**WHAT YOU HAVE TO DO**
Search the entries for the word "send". Copy each line in which it is found.

**MATERIAL FOR THIS TASK**
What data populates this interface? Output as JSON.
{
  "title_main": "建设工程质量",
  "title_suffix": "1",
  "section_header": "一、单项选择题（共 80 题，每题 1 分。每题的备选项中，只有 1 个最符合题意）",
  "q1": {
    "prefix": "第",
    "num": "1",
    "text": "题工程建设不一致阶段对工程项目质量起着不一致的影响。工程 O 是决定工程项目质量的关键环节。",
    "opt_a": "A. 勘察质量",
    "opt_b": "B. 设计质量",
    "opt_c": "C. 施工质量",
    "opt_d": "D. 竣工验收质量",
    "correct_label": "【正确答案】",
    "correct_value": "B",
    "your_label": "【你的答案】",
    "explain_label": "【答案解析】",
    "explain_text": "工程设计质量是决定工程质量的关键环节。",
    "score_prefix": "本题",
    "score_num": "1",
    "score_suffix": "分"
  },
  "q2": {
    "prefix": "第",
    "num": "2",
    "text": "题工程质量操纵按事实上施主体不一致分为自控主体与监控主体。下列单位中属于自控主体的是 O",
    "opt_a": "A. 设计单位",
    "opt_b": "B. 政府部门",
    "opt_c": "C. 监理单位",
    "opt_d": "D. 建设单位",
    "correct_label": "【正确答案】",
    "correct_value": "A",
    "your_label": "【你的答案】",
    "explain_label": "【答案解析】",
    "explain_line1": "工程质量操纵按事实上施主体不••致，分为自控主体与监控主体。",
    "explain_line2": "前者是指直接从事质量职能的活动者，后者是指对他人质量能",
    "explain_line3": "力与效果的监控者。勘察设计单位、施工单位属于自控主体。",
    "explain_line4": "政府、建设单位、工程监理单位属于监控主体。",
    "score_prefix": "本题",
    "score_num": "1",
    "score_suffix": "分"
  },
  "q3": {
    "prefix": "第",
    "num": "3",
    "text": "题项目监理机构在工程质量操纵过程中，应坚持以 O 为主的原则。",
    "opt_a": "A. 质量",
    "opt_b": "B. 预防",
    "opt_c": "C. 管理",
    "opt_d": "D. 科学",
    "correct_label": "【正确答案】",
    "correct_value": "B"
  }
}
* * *
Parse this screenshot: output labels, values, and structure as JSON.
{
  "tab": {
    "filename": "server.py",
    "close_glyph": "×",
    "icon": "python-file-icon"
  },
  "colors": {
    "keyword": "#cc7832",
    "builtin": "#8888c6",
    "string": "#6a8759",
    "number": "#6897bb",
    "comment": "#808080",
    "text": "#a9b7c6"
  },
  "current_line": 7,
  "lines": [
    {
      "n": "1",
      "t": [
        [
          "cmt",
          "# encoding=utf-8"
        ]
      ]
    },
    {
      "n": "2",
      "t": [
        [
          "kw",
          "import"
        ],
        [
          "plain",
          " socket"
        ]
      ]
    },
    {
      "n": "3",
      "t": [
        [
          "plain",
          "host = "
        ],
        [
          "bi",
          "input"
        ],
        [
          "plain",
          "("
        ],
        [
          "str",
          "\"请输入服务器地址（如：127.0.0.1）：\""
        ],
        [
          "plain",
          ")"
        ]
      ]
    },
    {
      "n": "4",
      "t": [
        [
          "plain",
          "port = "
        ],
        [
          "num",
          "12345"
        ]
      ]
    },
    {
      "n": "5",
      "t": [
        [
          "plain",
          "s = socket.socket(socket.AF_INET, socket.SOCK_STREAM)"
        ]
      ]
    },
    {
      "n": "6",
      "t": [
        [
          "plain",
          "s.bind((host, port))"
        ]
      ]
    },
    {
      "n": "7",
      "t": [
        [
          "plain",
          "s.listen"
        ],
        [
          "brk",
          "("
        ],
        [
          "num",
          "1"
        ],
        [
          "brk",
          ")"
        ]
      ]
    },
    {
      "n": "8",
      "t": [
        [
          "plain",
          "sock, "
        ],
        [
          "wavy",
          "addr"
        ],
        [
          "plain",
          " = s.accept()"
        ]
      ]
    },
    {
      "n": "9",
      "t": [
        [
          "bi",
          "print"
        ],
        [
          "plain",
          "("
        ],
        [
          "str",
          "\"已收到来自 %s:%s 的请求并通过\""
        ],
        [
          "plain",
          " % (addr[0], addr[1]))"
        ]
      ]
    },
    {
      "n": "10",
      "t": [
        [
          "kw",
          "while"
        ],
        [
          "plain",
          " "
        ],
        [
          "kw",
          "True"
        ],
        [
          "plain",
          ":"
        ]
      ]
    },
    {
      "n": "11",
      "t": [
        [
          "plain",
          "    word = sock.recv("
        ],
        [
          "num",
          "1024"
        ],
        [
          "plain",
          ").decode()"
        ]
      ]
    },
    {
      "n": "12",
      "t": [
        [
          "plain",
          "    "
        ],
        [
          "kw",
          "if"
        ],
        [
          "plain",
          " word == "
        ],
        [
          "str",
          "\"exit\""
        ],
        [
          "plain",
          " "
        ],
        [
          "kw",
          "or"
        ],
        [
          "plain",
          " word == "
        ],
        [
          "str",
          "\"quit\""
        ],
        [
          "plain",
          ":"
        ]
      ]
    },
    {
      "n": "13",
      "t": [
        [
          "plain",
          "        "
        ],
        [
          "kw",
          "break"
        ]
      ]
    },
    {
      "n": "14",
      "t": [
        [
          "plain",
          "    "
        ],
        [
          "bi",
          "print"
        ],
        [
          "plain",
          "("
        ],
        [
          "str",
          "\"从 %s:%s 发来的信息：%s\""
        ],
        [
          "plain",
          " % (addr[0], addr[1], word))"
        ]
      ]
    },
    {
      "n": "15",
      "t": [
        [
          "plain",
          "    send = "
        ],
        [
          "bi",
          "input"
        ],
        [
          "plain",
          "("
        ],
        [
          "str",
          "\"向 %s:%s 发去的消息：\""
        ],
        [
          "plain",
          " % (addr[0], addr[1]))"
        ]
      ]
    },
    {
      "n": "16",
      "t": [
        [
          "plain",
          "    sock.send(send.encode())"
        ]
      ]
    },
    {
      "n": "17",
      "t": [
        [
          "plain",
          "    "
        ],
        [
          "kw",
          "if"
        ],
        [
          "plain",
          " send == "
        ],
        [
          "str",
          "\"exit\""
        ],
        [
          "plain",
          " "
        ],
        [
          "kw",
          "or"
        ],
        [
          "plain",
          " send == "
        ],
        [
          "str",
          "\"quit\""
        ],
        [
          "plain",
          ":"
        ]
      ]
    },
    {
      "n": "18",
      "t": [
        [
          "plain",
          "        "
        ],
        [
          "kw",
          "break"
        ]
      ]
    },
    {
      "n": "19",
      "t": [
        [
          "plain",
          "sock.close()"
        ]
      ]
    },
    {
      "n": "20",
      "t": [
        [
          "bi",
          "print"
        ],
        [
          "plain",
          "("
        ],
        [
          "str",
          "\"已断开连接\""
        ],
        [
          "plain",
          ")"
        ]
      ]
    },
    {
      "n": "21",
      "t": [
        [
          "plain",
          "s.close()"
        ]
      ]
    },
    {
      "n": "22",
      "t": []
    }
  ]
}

**SOLUTION TO THE PROBLEM**
          "    send = "
          "    sock.send(send.encode())"
          " send == "
          " send == "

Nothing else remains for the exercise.